▸ YOUR GOAL
If a line in the data below holds the word "text", copy it.

▸ DATA TO USE
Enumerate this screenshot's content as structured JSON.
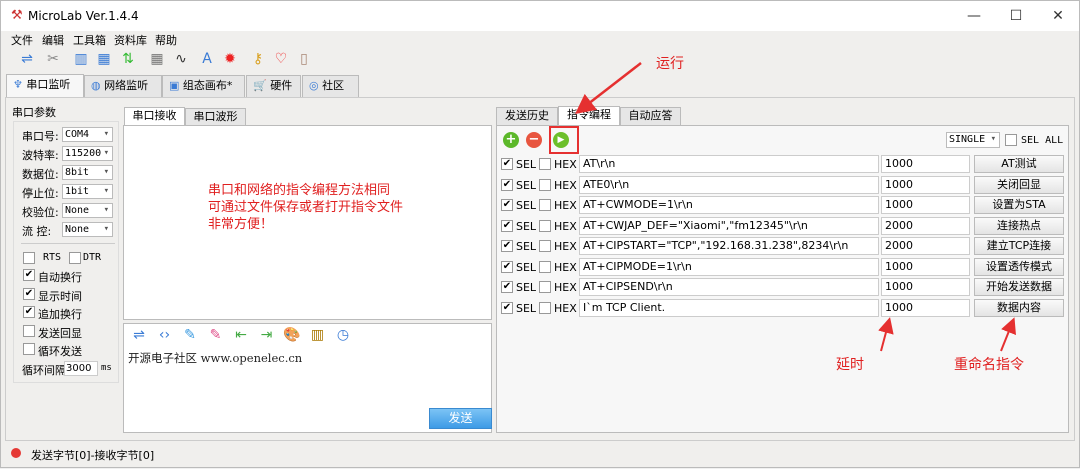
{
  "window": {
    "title": "MicroLab Ver.1.4.4",
    "minimize": "—",
    "maximize": "☐",
    "close": "✕"
  },
  "menu": [
    "文件",
    "编辑",
    "工具箱",
    "资料库",
    "帮助"
  ],
  "toolbar_icons": [
    "connect-icon",
    "disconnect-icon",
    "layout-icon",
    "window-icon",
    "updown-arrows-icon",
    "calculator-icon",
    "plug-icon",
    "font-icon",
    "flame-icon",
    "key-icon",
    "heart-icon",
    "book-icon"
  ],
  "main_tabs": [
    "串口监听",
    "网络监听",
    "组态画布*",
    "硬件",
    "社区"
  ],
  "serial": {
    "group_title": "串口参数",
    "fields": [
      {
        "label": "串口号:",
        "value": "COM4"
      },
      {
        "label": "波特率:",
        "value": "115200"
      },
      {
        "label": "数据位:",
        "value": "8bit"
      },
      {
        "label": "停止位:",
        "value": "1bit"
      },
      {
        "label": "校验位:",
        "value": "None"
      },
      {
        "label": "流  控:",
        "value": "None"
      }
    ],
    "rts": "RTS",
    "dtr": "DTR",
    "options": [
      {
        "label": "自动换行",
        "checked": true
      },
      {
        "label": "显示时间",
        "checked": true
      },
      {
        "label": "追加换行",
        "checked": true
      },
      {
        "label": "发送回显",
        "checked": false
      },
      {
        "label": "循环发送",
        "checked": false
      }
    ],
    "interval_label": "循环间隔",
    "interval_value": "3000",
    "interval_unit": "ms"
  },
  "receive": {
    "tabs": [
      "串口接收",
      "串口波形"
    ],
    "annotation": [
      "串口和网络的指令编程方法相同",
      "可通过文件保存或者打开指令文件",
      "非常方便！"
    ]
  },
  "send": {
    "text": "开源电子社区 www.openelec.cn",
    "button": "发送"
  },
  "cmd": {
    "tabs": [
      "发送历史",
      "指令编程",
      "自动应答"
    ],
    "mode": "SINGLE",
    "sel_all": "SEL ALL",
    "sel": "SEL",
    "hex": "HEX",
    "rows": [
      {
        "cmd": "AT\\r\\n",
        "delay": "1000",
        "name": "AT测试"
      },
      {
        "cmd": "ATE0\\r\\n",
        "delay": "1000",
        "name": "关闭回显"
      },
      {
        "cmd": "AT+CWMODE=1\\r\\n",
        "delay": "1000",
        "name": "设置为STA"
      },
      {
        "cmd": "AT+CWJAP_DEF=\"Xiaomi\",\"fm12345\"\\r\\n",
        "delay": "2000",
        "name": "连接热点"
      },
      {
        "cmd": "AT+CIPSTART=\"TCP\",\"192.168.31.238\",8234\\r\\n",
        "delay": "2000",
        "name": "建立TCP连接"
      },
      {
        "cmd": "AT+CIPMODE=1\\r\\n",
        "delay": "1000",
        "name": "设置透传模式"
      },
      {
        "cmd": "AT+CIPSEND\\r\\n",
        "delay": "1000",
        "name": "开始发送数据"
      },
      {
        "cmd": "I`m TCP Client.",
        "delay": "1000",
        "name": "数据内容"
      }
    ]
  },
  "annotations": {
    "run": "运行",
    "delay": "延时",
    "rename": "重命名指令"
  },
  "status": {
    "text": "发送字节[0]-接收字节[0]",
    "indicator_color": "#e53935"
  }
}
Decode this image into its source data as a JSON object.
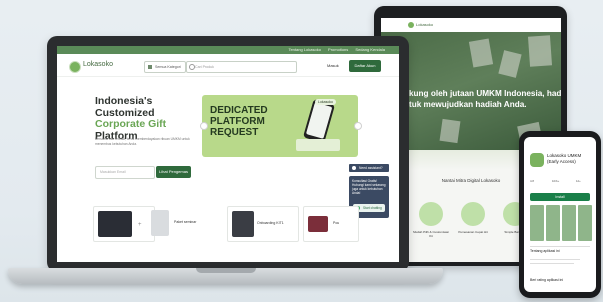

▸ ANSWER SPACE
    "text": "开源电子社区 www.openelec.cn",
    "text": "发送字节[0]-接收字节[0]",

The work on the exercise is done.